A new musical playing at The Park Theatre has audiences out for blood–in a good way.
Midway through its eight-show run, Evil Dead: The Musical is not your typical theatre production. Based on the 1981 cult horror film The Evil Dead and its sequels Evil Dead II (1987) and Army of Darkness (1992), the locally produced comedy tells the story of five college students who spend a night in an abandoned cabin in the woods, and inadvertently unleash an ancient evil curse unto the world.
Beyond the well-choreographed musical numbers and hilarious performances, the show prominently features evil demons, 40-50 litres of fake blood, and our hero brandishing a chainsaw and a shotgun.
Needless to say, the show is for adults only. It features strong language, sexual innuendo, and plenty of simulated gore.
Hardcore fans of the cult film franchise should already be familiar with the hilarious musical tribute that first premiered in Toronto back in 2003. The production has proven to be popular around the world, with one production currently embarking on a North American tour. Remarkably, this is the first time a production of Evil Dead: The Musical has been put on in Winnipeg.
“It’s a hard sell, trying to bring this show to a venue and telling them, ‘yeah and we’re going to spray blood all over your stage,'” said Corey Wreggitt, the director of the production.
The show opened to a sold-out late-night crowd on Oct. 29, filling the house the following two nights before taking a short break so the venue could host a wedding (of all things) and two screenings of another classic cult film, The Rocky Horror Picture Show.
Featuring an all-Winnipeg cast and crew, the theatre’s stage had to be completely rebuilt to accommodate the impressive amount of practical effects that the musical requires. Wreggitt says Park Theatre owner Erick Casselman has been incredibly supportive of all the production’s needs.
“We have a lot of the same kinds of special effects that you would find in a low-budget horror movie–that works really well for film, but on stage it’s a whole different animal,” said Wreggitt.
Evil Dead: The Musical is one of the most unique theatre experiences out there. On top of the technical aspects that make the show special, a live band accompanies the performance on stage, as the actors work their way through the cleverly written dialogue and musical numbers.
People are encouraged to come out dressed up in costume as zombies or demons for each show, as audience interaction is a huge part of the production. General tickets are $25, but for an extra $10, you’ll get a poncho and a seat up close to the stage in the “splatter zone”–where fake blood sprays out into the seating area during the gory moments.
“It gets very, very messy. People were covered walking out of here,” said Wreggitt.
Producer Quinn Greene spends the majority of the show with the crew behind the scenes, making sure all the gags and effects go off smoothly.
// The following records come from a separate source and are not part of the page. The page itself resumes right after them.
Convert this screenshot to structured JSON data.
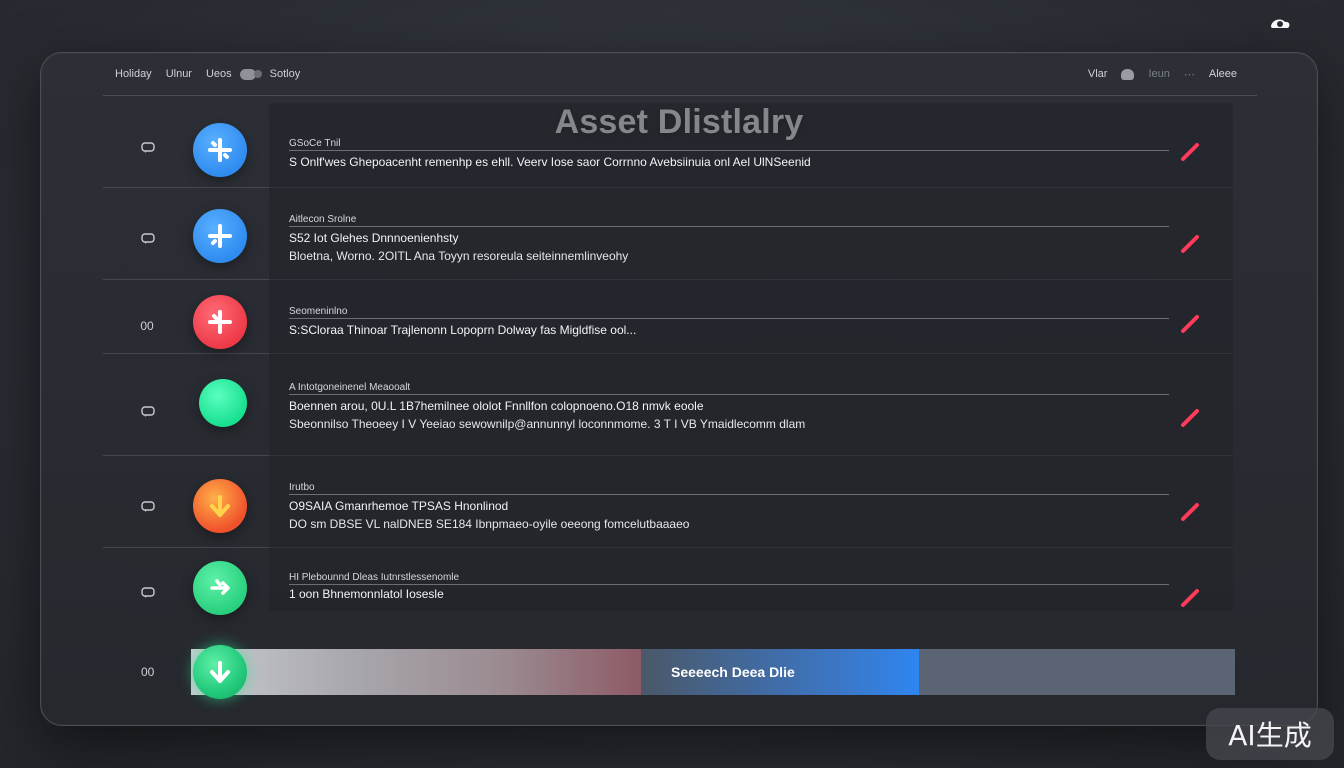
{
  "app": {
    "title": "Asset Dlistlalry",
    "watermark": "AI生成"
  },
  "topbar": {
    "nav": [
      "Holiday",
      "Ulnur",
      "Ueos",
      "Sotloy"
    ],
    "right": [
      "Vlar",
      "Ieun",
      "Aleee"
    ]
  },
  "rows": [
    {
      "lead": "",
      "icon": "chat-icon",
      "circle_color": "#2f8cf0",
      "circle_icon": "cross-icon",
      "line1": "GSoCe Tnil",
      "line2": "S Onlf'wes Ghepoacenht remenhp es ehll. Veerv Iose saor Corrnno Avebsiinuia onl Ael UlNSeenid",
      "line3": ""
    },
    {
      "lead": "",
      "icon": "chat-icon",
      "circle_color": "#2f8cf0",
      "circle_icon": "cross-icon",
      "line1": "Aitlecon Srolne",
      "line2": "S52 Iot Glehes Dnnnoenienhsty",
      "line3": "Bloetna, Worno. 2OITL  Ana Toyyn resoreula seiteinnemlinveohy"
    },
    {
      "lead": "00",
      "icon": "",
      "circle_color": "#ee3a48",
      "circle_icon": "cross-icon",
      "line1": "Seomeninlno",
      "line2": "S:SCloraa Thinoar Trajlenonn Lopoprn Dolway fas Migldfise ool...",
      "line3": ""
    },
    {
      "lead": "",
      "icon": "chat-icon",
      "circle_color": "#19e08f",
      "circle_icon": "",
      "line1": "A Intotgoneinenel Meaooalt",
      "line2": "Boennen arou, 0U.L 1B7hemilnee ololot Fnnllfon colopnoeno.O18 nmvk eoole",
      "line3": "Sbeonnilso Theoeey I V Yeeiao sewownilp@annunnyl loconnmome. 3 T I VB Ymaidlecomm dlam"
    },
    {
      "lead": "",
      "icon": "chat-icon",
      "circle_color": "#f0512a",
      "circle_icon": "arrow-down-icon",
      "line1": "Irutbo",
      "line2": "O9SAIA Gmanrhemoe TPSAS Hnonlinod",
      "line3": "DO sm DBSE VL nalDNEB SE184 Ibnpmaeo-oyile oeeong fomcelutbaaaeo"
    },
    {
      "lead": "",
      "icon": "chat-icon",
      "circle_color": "#29d17e",
      "circle_icon": "shuffle-icon",
      "line1": "HI  Plebounnd Dleas Iutnrstlessenomle",
      "line2": "1 oon Bhnemonnlatol Iosesle",
      "line3": ""
    }
  ],
  "searchbar": {
    "lead": "00",
    "label": "Seeeech Deea Dlie"
  },
  "colors": {
    "edit": "#ff3a5a",
    "accent_blue": "#2e86f0",
    "accent_green": "#22c97a"
  }
}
“My goal is to just spray everybody, make sure everybody is covered,” said Greene, “because I know that they will be entertained by all the other elements and the amazing team that we have.”
The all-local cast does a great job capturing the light-hearted, funny tone that the musical requires. In spite of all the blood and gore, Evil Dead: The Musical is pure comedy. Given Winnipeg’s talented independent theatre and improv scene, and an obsession for cult films–the Park Theatre has been successfully screening interactive movie nights for the past two years–Greene was confident Evil Dead: The Musical would find its audience.
“One of the things that drew me to doing the show is we have a great improv community. I know a lot of the Dungeons and Dragons Improv guys and they do a fantastic job. Phantom of the Paradise, Rocky Horror Picture Show, The Room–a lot of this stuff has gotten such a great response,” said Greene.
“I figured this is a town where people love to interact and they love live theatre not only because its interactive and all that stuff, but when you have something go wrong–and for this type of show we have a lot to cope with–our actors are so good to manage it.”
Greene is encouraged by the responses he’s heard from people who have already checked out the show. The cast invaded the RBC Convention Centre in full costume for the Central Canada Comic Con on Friday and Saturday, to interact and engage with what Greene considers their key demographic. Greene says one fan he talked to said the Winnipeg show was better than the production he had seen in Las Vegas.
“I wanted to make sure we delivered what we promised: a really funny show, a musically sound show, a lot of great talented singers and performers that are also good at acting as well,” said Greene.
Greene and Wreggitt have been involved in Fringe or independent film productions in the city over the past decade. Greene believes that Winnipeg shouldn’t downplay the immense talent that our city boasts.
“I think in some ways we feel like we’re a small town with small town sensibilities. I know especially our arts community has so many amazingly talented people, and sometimes I find that it’s difficult for productions from out of town to cast roles here because I think they see us as a small town as well.”
Evil Dead: The Musical has a string of five more shows, starting Nov. 5 before wrapping up for good on Nov. 9.
“The show itself is big and loud and kind of dumb, but those things are fun,” said Wreggitt. “We want people to come out, have a good time, have a few drinks and just laugh and enjoy the circus, the spectacle of it.”
Tickets can be purchased online through Ticketfly.com, or in person at the Park Theatre.
Photos by Marc Lagace